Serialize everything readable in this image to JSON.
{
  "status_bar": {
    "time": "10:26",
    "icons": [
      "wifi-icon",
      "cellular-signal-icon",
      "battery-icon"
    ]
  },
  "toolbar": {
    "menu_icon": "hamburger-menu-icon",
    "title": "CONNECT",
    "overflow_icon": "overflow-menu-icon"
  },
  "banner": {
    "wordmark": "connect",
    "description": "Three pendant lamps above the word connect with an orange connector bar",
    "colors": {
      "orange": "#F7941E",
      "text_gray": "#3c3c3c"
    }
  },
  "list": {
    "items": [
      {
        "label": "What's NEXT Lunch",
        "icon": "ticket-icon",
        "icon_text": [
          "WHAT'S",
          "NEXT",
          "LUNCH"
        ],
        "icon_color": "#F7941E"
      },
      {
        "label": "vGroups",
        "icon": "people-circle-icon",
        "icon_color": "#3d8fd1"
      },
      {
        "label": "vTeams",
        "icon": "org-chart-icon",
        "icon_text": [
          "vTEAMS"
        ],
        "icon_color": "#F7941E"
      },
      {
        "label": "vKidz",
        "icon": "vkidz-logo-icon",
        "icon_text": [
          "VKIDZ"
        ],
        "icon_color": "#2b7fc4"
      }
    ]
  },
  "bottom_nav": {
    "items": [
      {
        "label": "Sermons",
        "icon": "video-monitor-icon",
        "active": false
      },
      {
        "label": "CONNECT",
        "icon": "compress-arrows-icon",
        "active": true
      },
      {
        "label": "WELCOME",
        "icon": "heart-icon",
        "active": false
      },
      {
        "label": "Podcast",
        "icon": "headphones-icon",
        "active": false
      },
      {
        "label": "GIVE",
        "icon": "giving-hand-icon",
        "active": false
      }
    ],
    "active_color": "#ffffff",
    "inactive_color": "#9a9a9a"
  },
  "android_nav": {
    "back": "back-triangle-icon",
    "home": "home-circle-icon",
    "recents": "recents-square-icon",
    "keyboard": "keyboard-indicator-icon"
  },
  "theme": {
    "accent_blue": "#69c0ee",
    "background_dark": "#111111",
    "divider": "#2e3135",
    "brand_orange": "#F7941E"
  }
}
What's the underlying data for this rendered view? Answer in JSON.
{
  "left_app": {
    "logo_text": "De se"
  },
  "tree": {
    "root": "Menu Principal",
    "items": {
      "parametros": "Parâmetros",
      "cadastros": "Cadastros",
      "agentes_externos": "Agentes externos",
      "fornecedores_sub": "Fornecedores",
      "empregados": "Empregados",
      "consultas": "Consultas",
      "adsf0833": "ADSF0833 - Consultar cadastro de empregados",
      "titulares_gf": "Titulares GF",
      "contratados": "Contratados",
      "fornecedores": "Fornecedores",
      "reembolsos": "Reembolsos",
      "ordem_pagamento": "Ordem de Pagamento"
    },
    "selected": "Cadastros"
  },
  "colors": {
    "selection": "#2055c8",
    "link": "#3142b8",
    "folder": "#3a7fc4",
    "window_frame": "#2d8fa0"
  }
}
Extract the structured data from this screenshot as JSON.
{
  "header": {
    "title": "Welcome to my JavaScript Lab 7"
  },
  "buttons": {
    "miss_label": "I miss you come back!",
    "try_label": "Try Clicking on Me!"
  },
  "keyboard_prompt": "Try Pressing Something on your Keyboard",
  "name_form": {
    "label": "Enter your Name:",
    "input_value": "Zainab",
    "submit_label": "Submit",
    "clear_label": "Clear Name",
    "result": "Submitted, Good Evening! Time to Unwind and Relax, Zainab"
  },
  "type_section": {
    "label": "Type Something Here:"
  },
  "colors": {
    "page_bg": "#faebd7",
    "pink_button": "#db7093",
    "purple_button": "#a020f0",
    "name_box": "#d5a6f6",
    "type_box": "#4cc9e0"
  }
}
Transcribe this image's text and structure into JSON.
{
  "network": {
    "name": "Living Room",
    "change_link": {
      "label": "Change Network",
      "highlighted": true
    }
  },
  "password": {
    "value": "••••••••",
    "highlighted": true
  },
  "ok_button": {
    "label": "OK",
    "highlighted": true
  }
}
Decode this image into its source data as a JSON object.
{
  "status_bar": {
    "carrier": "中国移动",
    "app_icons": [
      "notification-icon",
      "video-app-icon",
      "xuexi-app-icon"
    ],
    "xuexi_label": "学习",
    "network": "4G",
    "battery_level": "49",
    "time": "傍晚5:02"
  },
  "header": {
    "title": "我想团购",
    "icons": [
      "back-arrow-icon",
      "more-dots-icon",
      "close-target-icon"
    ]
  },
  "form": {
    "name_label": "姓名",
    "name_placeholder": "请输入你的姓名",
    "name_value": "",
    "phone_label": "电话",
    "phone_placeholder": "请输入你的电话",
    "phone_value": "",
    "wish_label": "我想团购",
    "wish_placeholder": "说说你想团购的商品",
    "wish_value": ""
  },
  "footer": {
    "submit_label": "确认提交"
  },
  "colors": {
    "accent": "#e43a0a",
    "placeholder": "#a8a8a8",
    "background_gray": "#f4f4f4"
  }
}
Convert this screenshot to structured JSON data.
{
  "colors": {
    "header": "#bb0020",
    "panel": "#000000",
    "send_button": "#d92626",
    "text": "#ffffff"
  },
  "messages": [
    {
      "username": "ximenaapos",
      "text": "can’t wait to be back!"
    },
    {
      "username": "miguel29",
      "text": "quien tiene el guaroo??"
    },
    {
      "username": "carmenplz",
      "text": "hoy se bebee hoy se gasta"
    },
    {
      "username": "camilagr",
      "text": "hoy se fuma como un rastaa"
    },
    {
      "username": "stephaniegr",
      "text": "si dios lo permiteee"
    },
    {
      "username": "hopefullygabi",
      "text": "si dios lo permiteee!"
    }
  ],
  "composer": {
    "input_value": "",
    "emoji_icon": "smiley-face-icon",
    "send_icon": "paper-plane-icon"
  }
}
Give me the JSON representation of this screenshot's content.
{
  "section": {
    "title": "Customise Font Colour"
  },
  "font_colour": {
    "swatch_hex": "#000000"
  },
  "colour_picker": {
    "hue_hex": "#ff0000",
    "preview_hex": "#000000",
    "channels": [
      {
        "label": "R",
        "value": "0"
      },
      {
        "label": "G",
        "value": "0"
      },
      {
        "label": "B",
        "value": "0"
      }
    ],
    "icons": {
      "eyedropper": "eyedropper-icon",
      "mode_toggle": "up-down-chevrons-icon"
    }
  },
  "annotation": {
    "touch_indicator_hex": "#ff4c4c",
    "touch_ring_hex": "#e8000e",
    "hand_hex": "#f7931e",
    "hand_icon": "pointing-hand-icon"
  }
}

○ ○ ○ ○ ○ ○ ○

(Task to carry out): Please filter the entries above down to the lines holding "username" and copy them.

(Your solution):
      "username": "ximenaapos",
      "username": "miguel29",
      "username": "carmenplz",
      "username": "camilagr",
      "username": "stephaniegr",
      "username": "hopefullygabi",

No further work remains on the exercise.